First Nations Flex their Pipes against Enbridge Northern Gateway Pipeline
‘NO’ to the Enbridge Pipeline!
Written by Caitlin McKay, Staff Writer
Thousands protested the Enbridge Northern Gateway Pipeline in front of the B.C. legislature in Victoria. Protestors wanted to show a united backlash against the proposed pipeline that would transport crude oil from Alberta to a port in Kitimat, B.C. Some came out to protect the environment, and some to demonstrate that the coast is ‘not for sale.’ If the pipeline is constructed it would run through various northern First Nation communities. And for them the pipeline threatens their home, culture and way of life.
“This project assumes that First Nation lands are for sale and access to Native communities is a right. It disregards any notions that First Nations have any control over their own territory,” said Gerald Taiaiake Alfred, a professor of Indigenous Governance at the University of Victoria and a participant in the October 22 protest.
This project assumes that First Nation lands are for sale and access to Native communities is a right. It disregards any notions that First Nations have any control over their own territory.
Enbridge Inc, partner to the pipeline, says First Nations stand to gain from this initiative. The company has proposed to offer First Nation communities a 10% share in the project. According to their website that’s roughly $280 million of net income over 30 years. But Enbridge stands to gain far more than $280 million from this pipeline and the money won’t repair the damaged environment, should the pipeline break.
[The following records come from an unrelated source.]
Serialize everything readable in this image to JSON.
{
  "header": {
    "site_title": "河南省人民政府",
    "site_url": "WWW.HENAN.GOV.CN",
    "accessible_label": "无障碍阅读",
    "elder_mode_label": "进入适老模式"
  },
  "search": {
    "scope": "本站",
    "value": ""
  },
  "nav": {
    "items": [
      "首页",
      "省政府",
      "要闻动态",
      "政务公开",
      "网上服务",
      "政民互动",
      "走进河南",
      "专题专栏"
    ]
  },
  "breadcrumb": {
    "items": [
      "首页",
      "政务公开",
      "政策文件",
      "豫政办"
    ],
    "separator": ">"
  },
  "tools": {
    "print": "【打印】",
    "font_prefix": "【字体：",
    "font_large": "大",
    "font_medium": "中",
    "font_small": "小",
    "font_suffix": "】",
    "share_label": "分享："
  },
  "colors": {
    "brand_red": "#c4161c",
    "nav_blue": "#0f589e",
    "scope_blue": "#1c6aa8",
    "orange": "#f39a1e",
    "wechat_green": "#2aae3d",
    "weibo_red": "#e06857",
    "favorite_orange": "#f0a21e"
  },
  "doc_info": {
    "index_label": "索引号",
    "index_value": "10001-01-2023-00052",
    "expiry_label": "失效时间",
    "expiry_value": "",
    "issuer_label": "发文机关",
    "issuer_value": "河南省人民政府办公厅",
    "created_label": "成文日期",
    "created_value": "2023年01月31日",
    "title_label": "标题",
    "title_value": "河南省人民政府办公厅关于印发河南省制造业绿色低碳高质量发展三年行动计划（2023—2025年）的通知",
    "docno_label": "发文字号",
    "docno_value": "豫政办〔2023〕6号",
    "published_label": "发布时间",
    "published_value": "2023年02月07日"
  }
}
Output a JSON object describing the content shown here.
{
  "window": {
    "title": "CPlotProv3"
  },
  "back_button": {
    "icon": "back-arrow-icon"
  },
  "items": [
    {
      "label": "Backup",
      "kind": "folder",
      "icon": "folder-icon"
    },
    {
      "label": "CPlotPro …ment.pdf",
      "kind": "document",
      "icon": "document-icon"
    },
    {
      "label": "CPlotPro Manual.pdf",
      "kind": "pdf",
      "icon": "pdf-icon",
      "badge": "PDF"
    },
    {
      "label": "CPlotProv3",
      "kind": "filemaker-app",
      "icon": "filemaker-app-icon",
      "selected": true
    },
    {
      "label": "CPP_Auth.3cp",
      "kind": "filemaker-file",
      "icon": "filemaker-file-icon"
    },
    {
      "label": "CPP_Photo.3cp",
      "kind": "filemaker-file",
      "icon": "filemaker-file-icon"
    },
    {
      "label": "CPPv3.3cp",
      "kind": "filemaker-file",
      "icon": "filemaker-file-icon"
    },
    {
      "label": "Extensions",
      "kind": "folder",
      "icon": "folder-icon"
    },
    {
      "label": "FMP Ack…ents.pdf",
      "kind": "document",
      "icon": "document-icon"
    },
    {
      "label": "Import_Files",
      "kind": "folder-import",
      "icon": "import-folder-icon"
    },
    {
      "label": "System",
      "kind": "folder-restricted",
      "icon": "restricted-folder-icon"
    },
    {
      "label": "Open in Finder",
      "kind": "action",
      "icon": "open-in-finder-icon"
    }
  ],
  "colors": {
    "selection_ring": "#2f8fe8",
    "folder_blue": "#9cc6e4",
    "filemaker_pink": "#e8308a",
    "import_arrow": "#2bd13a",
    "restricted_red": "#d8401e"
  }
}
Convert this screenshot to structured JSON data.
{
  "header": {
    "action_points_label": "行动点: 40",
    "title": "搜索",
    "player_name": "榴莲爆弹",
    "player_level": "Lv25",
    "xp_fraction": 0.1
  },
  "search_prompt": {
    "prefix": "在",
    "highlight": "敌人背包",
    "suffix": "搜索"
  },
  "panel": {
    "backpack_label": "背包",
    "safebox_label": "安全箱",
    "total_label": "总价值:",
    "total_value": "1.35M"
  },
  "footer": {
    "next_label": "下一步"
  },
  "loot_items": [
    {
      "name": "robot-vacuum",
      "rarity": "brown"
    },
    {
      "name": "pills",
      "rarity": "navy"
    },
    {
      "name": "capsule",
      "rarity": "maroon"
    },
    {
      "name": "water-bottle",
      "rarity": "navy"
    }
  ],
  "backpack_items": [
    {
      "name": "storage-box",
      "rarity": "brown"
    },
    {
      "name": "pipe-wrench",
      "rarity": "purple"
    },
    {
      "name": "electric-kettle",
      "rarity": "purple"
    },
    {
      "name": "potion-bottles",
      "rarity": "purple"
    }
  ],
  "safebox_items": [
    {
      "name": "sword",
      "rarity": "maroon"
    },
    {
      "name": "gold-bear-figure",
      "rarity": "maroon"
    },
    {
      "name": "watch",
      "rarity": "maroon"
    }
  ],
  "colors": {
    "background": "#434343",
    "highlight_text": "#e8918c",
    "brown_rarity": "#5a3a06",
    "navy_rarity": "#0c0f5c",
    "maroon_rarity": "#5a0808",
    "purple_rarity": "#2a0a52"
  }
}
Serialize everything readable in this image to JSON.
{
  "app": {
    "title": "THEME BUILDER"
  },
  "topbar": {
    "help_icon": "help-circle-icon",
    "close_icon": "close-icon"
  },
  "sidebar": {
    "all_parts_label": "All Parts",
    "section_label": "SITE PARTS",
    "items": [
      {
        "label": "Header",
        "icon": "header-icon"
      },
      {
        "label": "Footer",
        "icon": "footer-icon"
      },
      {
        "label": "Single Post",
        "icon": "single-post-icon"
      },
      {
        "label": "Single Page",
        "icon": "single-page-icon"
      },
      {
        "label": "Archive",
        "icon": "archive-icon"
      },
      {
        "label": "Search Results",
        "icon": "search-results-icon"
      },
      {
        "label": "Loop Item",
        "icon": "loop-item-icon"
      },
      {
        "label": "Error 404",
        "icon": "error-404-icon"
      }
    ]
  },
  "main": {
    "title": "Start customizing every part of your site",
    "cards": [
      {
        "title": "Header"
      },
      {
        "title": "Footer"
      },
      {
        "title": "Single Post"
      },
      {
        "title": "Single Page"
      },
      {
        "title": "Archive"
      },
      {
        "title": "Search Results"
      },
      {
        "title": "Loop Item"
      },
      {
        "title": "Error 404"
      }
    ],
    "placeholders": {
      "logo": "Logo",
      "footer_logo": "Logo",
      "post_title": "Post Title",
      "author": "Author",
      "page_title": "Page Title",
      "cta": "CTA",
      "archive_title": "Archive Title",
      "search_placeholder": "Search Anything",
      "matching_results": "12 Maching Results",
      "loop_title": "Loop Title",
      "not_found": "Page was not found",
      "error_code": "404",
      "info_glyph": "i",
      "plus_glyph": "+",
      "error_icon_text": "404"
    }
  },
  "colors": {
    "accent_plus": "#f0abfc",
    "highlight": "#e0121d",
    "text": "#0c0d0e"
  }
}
“That’s just a propaganda ploy on the part of Enbridge,” says Alfred. “It’s relative to the amount of profits they made…it’s nothing but a smokescreen to try and dissuade media and Canadians from dismissing Enbridge’s efforts as meaningless.”
Enbridge also says that they will employ First Nations on the construction of the pipeline. They will train those First Nation members, and provide them with jobs and skills. About % 15 of the workers will be First Nation. But communities, who are opposed to the pipeline, say that Enbridge is missing the point. The construction alone will harm the surrounding plants and habitats that First Nations rely on to sustain their way of life. While Enbridge claims that the pipeline will bring economic activity to the area and allow it to prosper, some community leaders say not all economic activity is good.
“I could name a hundred different things that could bring economic benefit to any community that would be a bad choice in the long run,” says Alfred. “Opening a brothel, selling drugs brings economic benefit, but is it right? I don’t think so. They don’t leave the land alone… they fall short of what the communities have for their own standard of protection.”
The project would transport 525, 000 barrels of oil per day from near Edmonton to Kitimat. The company operates the world’s longest crude oil pipeline, transporting 200 million barrels of oil a day using 13,500 km of pipeline. Enbridge assures the B.C government and other stakeholders that they will adhere to the highest industry standards for safety and environmental protection. However, the Polaris Institute calculated that Enbridge has had 804 spills between 1999 and 2010.
First Nations fear a spill in their territory could destabilize the environment they depend on. The possible risk could undermine their way of life, which is already constantly under threat from external sources.
“What First Nations stand to gain should be measured in terms of the ability of those people to re-root themselves in the true source of their identity and strength – which is the interaction with their homeland and traditional practice which is the basis for their culture,” Alfred said. “The pipeline is a significant obstacle to that, so it is a significant obstacle to the cultural survival of coming generations.”
First Nation communities and Enbridge approach the pipeline issue from different perspectives that contrast with each other. For Alfred, the idea of economic progress is one that has deep roots in society and not necessarily beneficial for First Nations or Canadians.
“This proposal is not going to benefit the average Canadian but the multi-national corporations. Economic prosperity is already achieved, the notion that we need to continually progress… is engrained in the Canadian mentality,” he said. “… Canada doesn’t need more money; it needs a better use of the money that already exists.”
The multi-billion dollar project is still being discussed by the B.C and Albertan governments. A public hearing about safety, construction and design issues is scheduled for next month in Prince George B.C.